You’re using your personal G+ profile as the current manager (and owner) of your G+ page.
Your YouTube channel is not currently connected to a G+ profile (otherwise you’ll first have to disconnect it).
1. Go to your G+ page’s settings and add a new manager. Indicate the exact email you’re using to log in to your YouTube channel. Sign out.
2. You’ll receive an email to become a manager of the G+ page. Click on the link (or better, copy it to an incognito window). This is where things become confusing because you’ll have to set up another personal G+ profile. Just do it (you’ll delete it again in the next step). I recommend using your company’s logo as profile picture. Your former YouTube account is now a manager of your G+ page, too.
3. Still using your former YouTube account, go to your G+ settings and delete the useless profile that you’ve just set up in step 2. You’ll still be a manager even after the profile is gone.
4. Go to your YouTube account settings and click on the option to connect your channel to a G+ page. As a (new) manager of your business’s G+ page, you should now be able to select your G+ page as the new name for your YouTube channel:
If things didn’t work, head over to YouTube Google+ Integration for help.
I know, this blog is turning from “things I learned” to “things I want to complain about”, but just look at this:
Cover photos on google+ just got bigger. Great! What for? I don’t know yet. What looks really bad though is the new round shape of the profile photo (or in this case, the logo) and there’s no option to say “not now” there.
Sudden changes like these are a good reminder that you’re not really in control of your g+ or facebook pages, YouTube channels, Amazon listings, etc. You’re just a guest and if the owner suddenly thinks that your face appear in a circle, well, you better get used to it.
Edit: The new size seems to be 925 x 522 pixels.
Update March 16, 2013: Here’s a great example of what to do with the new giant header (don’t click if you’re on a slow or expensive connection).
Update November 15, 2013: Big cover photos are soooo March 2013! Now they’re smaller again:
Not too bad. However, if you never made your cover photo bigger in the first place it looks rather stupid now:
For a while, I thought g+ could be a viable alternative for small business owners who can’t afford their own website (which according to recent and now deleted Craigslist rant, should cost at least US$1500, no matter how simple it is). However, with so many seemingly unnecessary design changes I’m not sure this is still something I’d recommend.
They’re both old fashioned.

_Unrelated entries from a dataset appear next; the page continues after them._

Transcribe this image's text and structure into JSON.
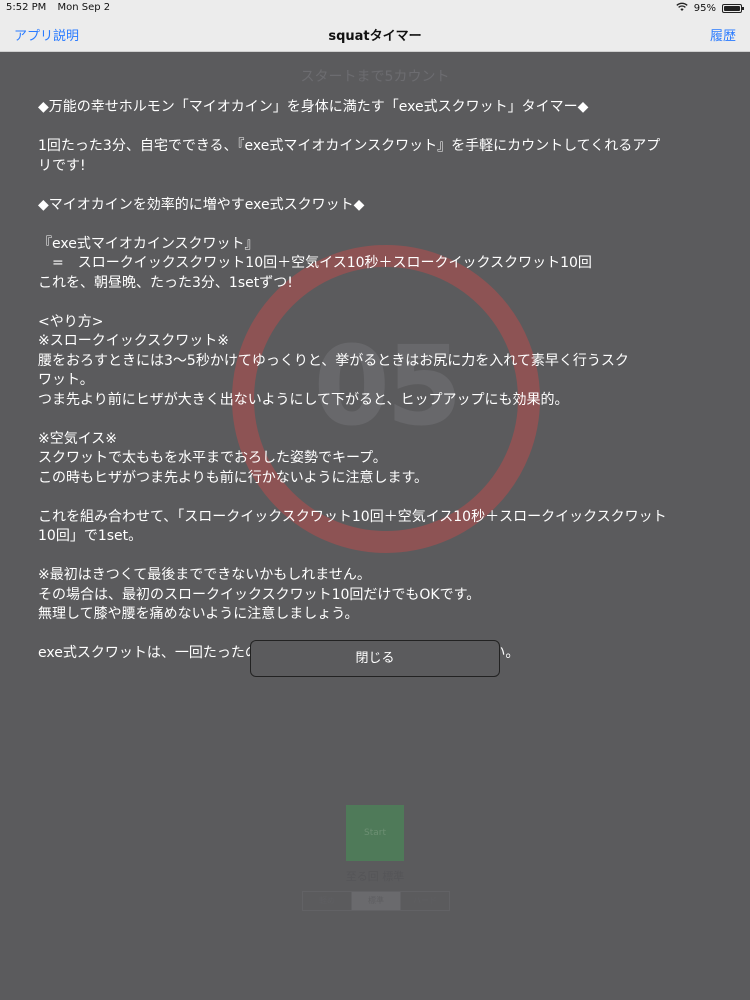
{
  "status_bar": {
    "time": "5:52 PM",
    "date": "Mon Sep 2",
    "battery": "95%",
    "icons": [
      "wifi-icon",
      "battery-icon"
    ]
  },
  "nav": {
    "left_label": "アプリ説明",
    "title": "squatタイマー",
    "right_label": "履歴"
  },
  "background": {
    "caption": "スタートまで5カウント",
    "count": "05",
    "start_label": "Start",
    "small_label": "至る回 標準",
    "segments": [
      "軽め",
      "標準",
      "ハード"
    ],
    "selected_segment": 1,
    "ring_color": "#8d5354"
  },
  "description": {
    "lines": [
      "◆万能の幸せホルモン「マイオカイン」を身体に満たす「exe式スクワット」タイマー◆",
      "",
      "1回たった3分、自宅でできる、『exe式マイオカインスクワット』を手軽にカウントしてくれるアプ",
      "リです!",
      "",
      "◆マイオカインを効率的に増やすexe式スクワット◆",
      "",
      "『exe式マイオカインスクワット』",
      "　=　スロークイックスクワット10回＋空気イス10秒＋スロークイックスクワット10回",
      "これを、朝昼晩、たった3分、1setずつ!",
      "",
      "<やり方>",
      "※スロークイックスクワット※",
      "腰をおろすときには3〜5秒かけてゆっくりと、挙がるときはお尻に力を入れて素早く行うスク",
      "ワット。",
      "つま先より前にヒザが大きく出ないようにして下がると、ヒップアップにも効果的。",
      "",
      "※空気イス※",
      "スクワットで太ももを水平までおろした姿勢でキープ。",
      "この時もヒザがつま先よりも前に行かないように注意します。",
      "",
      "これを組み合わせて、「スロークイックスクワット10回＋空気イス10秒＋スロークイックスクワット",
      "10回」で1set。",
      "",
      "※最初はきつくて最後までできないかもしれません。",
      "その場合は、最初のスロークイックスクワット10回だけでもOKです。",
      "無理して膝や腰を痛めないように注意しましょう。",
      "",
      "exe式スクワットは、一回たったの3分。まずは気楽に続けてみてください。"
    ]
  },
  "close_button": {
    "label": "閉じる"
  },
  "colors": {
    "accent": "#2a7bff",
    "overlay": "#5b5b5d",
    "text": "#ffffff"
  }
}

I discovered this when receiving my first Google Adsense check from Google’s bank in Germany. This sort of intra-EU payment might have been “cutting edge” a century ago. Nowadays it’s just odd and annoying, because I have to leave the office during the very restricted opening hours of my bank to cash the check, which costs me €15 in fees (or about a week of Adsense revenue). Someone at Google should look up Regulation (EC) No 2560/2001.
It’s not just Luxembourg, though, it appears Google doesn’t like smaller Eurozone countries and Greece (bad vacation experiences, maybe?):